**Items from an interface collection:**
+===+

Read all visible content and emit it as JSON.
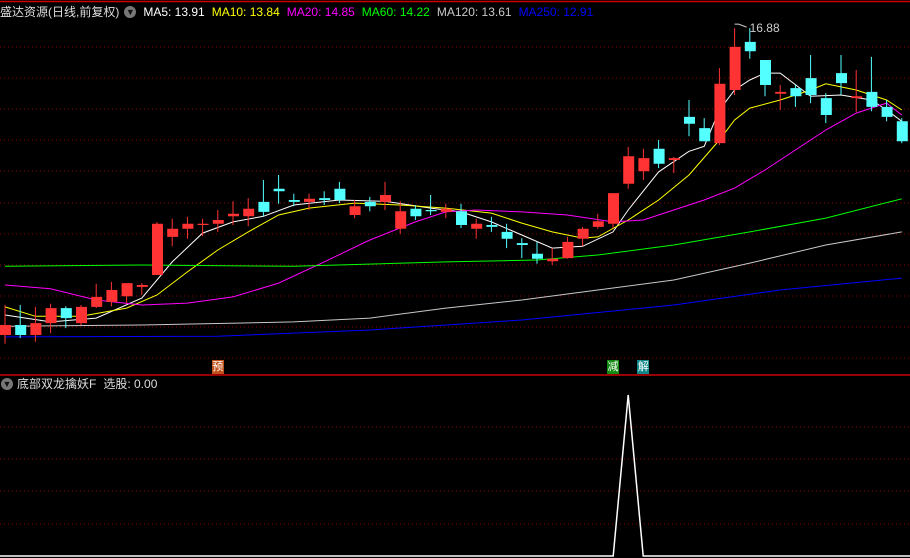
{
  "main_panel": {
    "title": "盛达资源(日线,前复权)",
    "toggle_icon": "chevron-down-icon",
    "indicators": [
      {
        "label": "MA5: 13.91",
        "color": "#ffffff"
      },
      {
        "label": "MA10: 13.84",
        "color": "#ffff00"
      },
      {
        "label": "MA20: 14.85",
        "color": "#ff00ff"
      },
      {
        "label": "MA60: 14.22",
        "color": "#00ff00"
      },
      {
        "label": "MA120: 13.61",
        "color": "#c8c8c8"
      },
      {
        "label": "MA250: 12.91",
        "color": "#0000ff"
      }
    ],
    "high_label": "16.88",
    "markers": [
      {
        "text": "预",
        "bar": 15,
        "color": "#c0501a"
      },
      {
        "text": "减",
        "bar": 41,
        "color": "#118a11"
      },
      {
        "text": "解",
        "bar": 43,
        "color": "#118888"
      }
    ]
  },
  "sub_panel": {
    "title": "底部双龙擒妖F",
    "value_label": "选股: 0.00",
    "toggle_icon": "chevron-down-icon"
  },
  "colors": {
    "up": "#ff3333",
    "down": "#54ffff",
    "grid": "#8b0000",
    "separator": "#cc0000"
  },
  "chart_data": {
    "type": "candlestick",
    "price_range": [
      11.8,
      16.88
    ],
    "ohlc": [
      [
        11.97,
        12.13,
        12.45,
        11.83
      ],
      [
        12.13,
        11.97,
        12.45,
        11.92
      ],
      [
        11.97,
        12.16,
        12.42,
        11.86
      ],
      [
        12.16,
        12.4,
        12.47,
        12.0
      ],
      [
        12.4,
        12.24,
        12.43,
        12.08
      ],
      [
        12.16,
        12.42,
        12.45,
        12.13
      ],
      [
        12.42,
        12.58,
        12.79,
        12.4
      ],
      [
        12.5,
        12.69,
        12.82,
        12.43
      ],
      [
        12.59,
        12.8,
        12.8,
        12.48
      ],
      [
        12.74,
        12.77,
        12.8,
        12.61
      ],
      [
        12.93,
        13.75,
        13.78,
        12.93
      ],
      [
        13.54,
        13.67,
        13.83,
        13.39
      ],
      [
        13.67,
        13.75,
        13.86,
        13.51
      ],
      [
        13.73,
        13.75,
        13.83,
        13.55
      ],
      [
        13.75,
        13.81,
        13.97,
        13.62
      ],
      [
        13.87,
        13.91,
        14.11,
        13.73
      ],
      [
        13.87,
        13.99,
        14.16,
        13.71
      ],
      [
        14.1,
        13.94,
        14.45,
        13.87
      ],
      [
        14.31,
        14.27,
        14.53,
        14.07
      ],
      [
        14.13,
        14.1,
        14.23,
        14.03
      ],
      [
        14.1,
        14.15,
        14.23,
        13.97
      ],
      [
        14.16,
        14.13,
        14.27,
        14.05
      ],
      [
        14.31,
        14.13,
        14.42,
        14.08
      ],
      [
        13.89,
        14.03,
        14.13,
        13.84
      ],
      [
        14.1,
        14.03,
        14.18,
        13.95
      ],
      [
        14.1,
        14.21,
        14.42,
        13.97
      ],
      [
        13.67,
        13.95,
        14.11,
        13.59
      ],
      [
        13.99,
        13.87,
        14.05,
        13.81
      ],
      [
        13.97,
        13.95,
        14.21,
        13.89
      ],
      [
        13.94,
        13.99,
        14.07,
        13.84
      ],
      [
        13.95,
        13.73,
        14.07,
        13.68
      ],
      [
        13.67,
        13.75,
        13.83,
        13.51
      ],
      [
        13.73,
        13.7,
        13.86,
        13.62
      ],
      [
        13.62,
        13.51,
        13.75,
        13.36
      ],
      [
        13.44,
        13.41,
        13.52,
        13.2
      ],
      [
        13.27,
        13.19,
        13.46,
        13.11
      ],
      [
        13.15,
        13.19,
        13.36,
        13.09
      ],
      [
        13.2,
        13.46,
        13.54,
        13.19
      ],
      [
        13.51,
        13.67,
        13.7,
        13.39
      ],
      [
        13.7,
        13.79,
        13.91,
        13.67
      ],
      [
        13.75,
        14.24,
        14.24,
        13.68
      ],
      [
        14.39,
        14.83,
        14.98,
        14.31
      ],
      [
        14.59,
        14.8,
        14.95,
        14.45
      ],
      [
        14.95,
        14.71,
        15.09,
        14.64
      ],
      [
        14.77,
        14.8,
        14.82,
        14.56
      ],
      [
        15.46,
        15.35,
        15.73,
        15.15
      ],
      [
        15.28,
        15.07,
        15.44,
        15.07
      ],
      [
        15.04,
        15.99,
        16.24,
        15.01
      ],
      [
        15.89,
        16.58,
        16.88,
        15.81
      ],
      [
        16.66,
        16.51,
        16.88,
        16.39
      ],
      [
        16.37,
        15.97,
        16.37,
        15.79
      ],
      [
        15.83,
        15.86,
        15.97,
        15.57
      ],
      [
        15.92,
        15.79,
        15.97,
        15.62
      ],
      [
        16.08,
        15.81,
        16.45,
        15.68
      ],
      [
        15.76,
        15.49,
        15.84,
        15.36
      ],
      [
        16.16,
        16.0,
        16.45,
        15.81
      ],
      [
        15.76,
        15.79,
        16.21,
        15.54
      ],
      [
        15.86,
        15.62,
        16.42,
        15.55
      ],
      [
        15.62,
        15.46,
        15.73,
        15.39
      ],
      [
        15.39,
        15.07,
        15.44,
        15.04
      ]
    ],
    "ma_lines": [
      {
        "name": "MA5",
        "color": "#ffffff",
        "points": [
          [
            1,
            12.29
          ],
          [
            4,
            12.18
          ],
          [
            7,
            12.24
          ],
          [
            10,
            12.56
          ],
          [
            12,
            13.14
          ],
          [
            14,
            13.6
          ],
          [
            16,
            13.78
          ],
          [
            18,
            13.87
          ],
          [
            20,
            14.05
          ],
          [
            23,
            14.13
          ],
          [
            26,
            14.11
          ],
          [
            29,
            14.0
          ],
          [
            31,
            13.94
          ],
          [
            33,
            13.78
          ],
          [
            35,
            13.57
          ],
          [
            37,
            13.36
          ],
          [
            39,
            13.39
          ],
          [
            41,
            13.62
          ],
          [
            42,
            13.97
          ],
          [
            44,
            14.58
          ],
          [
            46,
            14.91
          ],
          [
            47,
            14.99
          ],
          [
            48,
            15.57
          ],
          [
            49,
            15.89
          ],
          [
            50,
            16.05
          ],
          [
            51,
            16.16
          ],
          [
            52,
            16.16
          ],
          [
            54,
            15.79
          ],
          [
            56,
            15.81
          ],
          [
            58,
            15.73
          ],
          [
            59,
            15.57
          ],
          [
            60,
            15.39
          ]
        ]
      },
      {
        "name": "MA10",
        "color": "#ffff00",
        "points": [
          [
            1,
            12.42
          ],
          [
            3,
            12.27
          ],
          [
            6,
            12.27
          ],
          [
            9,
            12.4
          ],
          [
            11,
            12.61
          ],
          [
            13,
            12.98
          ],
          [
            15,
            13.33
          ],
          [
            17,
            13.62
          ],
          [
            19,
            13.89
          ],
          [
            21,
            14.0
          ],
          [
            24,
            14.08
          ],
          [
            27,
            14.05
          ],
          [
            30,
            14.0
          ],
          [
            33,
            13.92
          ],
          [
            35,
            13.76
          ],
          [
            37,
            13.62
          ],
          [
            39,
            13.52
          ],
          [
            40,
            13.54
          ],
          [
            42,
            13.81
          ],
          [
            44,
            14.13
          ],
          [
            46,
            14.53
          ],
          [
            48,
            15.09
          ],
          [
            49,
            15.41
          ],
          [
            50,
            15.6
          ],
          [
            52,
            15.73
          ],
          [
            54,
            15.89
          ],
          [
            55,
            15.99
          ],
          [
            57,
            15.89
          ],
          [
            59,
            15.73
          ],
          [
            60,
            15.57
          ]
        ]
      },
      {
        "name": "MA20",
        "color": "#ff00ff",
        "points": [
          [
            1,
            12.77
          ],
          [
            4,
            12.71
          ],
          [
            7,
            12.53
          ],
          [
            10,
            12.45
          ],
          [
            13,
            12.48
          ],
          [
            16,
            12.58
          ],
          [
            19,
            12.8
          ],
          [
            22,
            13.14
          ],
          [
            25,
            13.49
          ],
          [
            28,
            13.78
          ],
          [
            30,
            13.94
          ],
          [
            32,
            13.97
          ],
          [
            35,
            13.94
          ],
          [
            38,
            13.89
          ],
          [
            41,
            13.78
          ],
          [
            43,
            13.81
          ],
          [
            45,
            13.97
          ],
          [
            47,
            14.13
          ],
          [
            49,
            14.32
          ],
          [
            51,
            14.61
          ],
          [
            53,
            14.93
          ],
          [
            55,
            15.25
          ],
          [
            57,
            15.52
          ],
          [
            59,
            15.68
          ],
          [
            60,
            15.49
          ]
        ]
      },
      {
        "name": "MA60",
        "color": "#00ff00",
        "points": [
          [
            1,
            13.07
          ],
          [
            10,
            13.09
          ],
          [
            20,
            13.07
          ],
          [
            30,
            13.14
          ],
          [
            36,
            13.17
          ],
          [
            40,
            13.25
          ],
          [
            45,
            13.41
          ],
          [
            50,
            13.62
          ],
          [
            55,
            13.84
          ],
          [
            60,
            14.15
          ]
        ]
      },
      {
        "name": "MA120",
        "color": "#c8c8c8",
        "points": [
          [
            1,
            12.11
          ],
          [
            10,
            12.13
          ],
          [
            20,
            12.18
          ],
          [
            25,
            12.24
          ],
          [
            30,
            12.4
          ],
          [
            35,
            12.53
          ],
          [
            40,
            12.69
          ],
          [
            45,
            12.85
          ],
          [
            50,
            13.12
          ],
          [
            55,
            13.41
          ],
          [
            60,
            13.62
          ]
        ]
      },
      {
        "name": "MA250",
        "color": "#0000ff",
        "points": [
          [
            1,
            11.94
          ],
          [
            15,
            11.95
          ],
          [
            25,
            12.05
          ],
          [
            35,
            12.21
          ],
          [
            45,
            12.45
          ],
          [
            52,
            12.69
          ],
          [
            60,
            12.88
          ]
        ]
      }
    ],
    "signal": {
      "name": "选股",
      "spike_bar": 42,
      "spike_value": 1,
      "baseline": 0
    }
  }
}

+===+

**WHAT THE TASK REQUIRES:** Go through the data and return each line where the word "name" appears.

**ANSWER SECTION:**
        "name": "MA5",
        "name": "MA10",
        "name": "MA20",
        "name": "MA60",
        "name": "MA120",
        "name": "MA250",
      "name": "选股",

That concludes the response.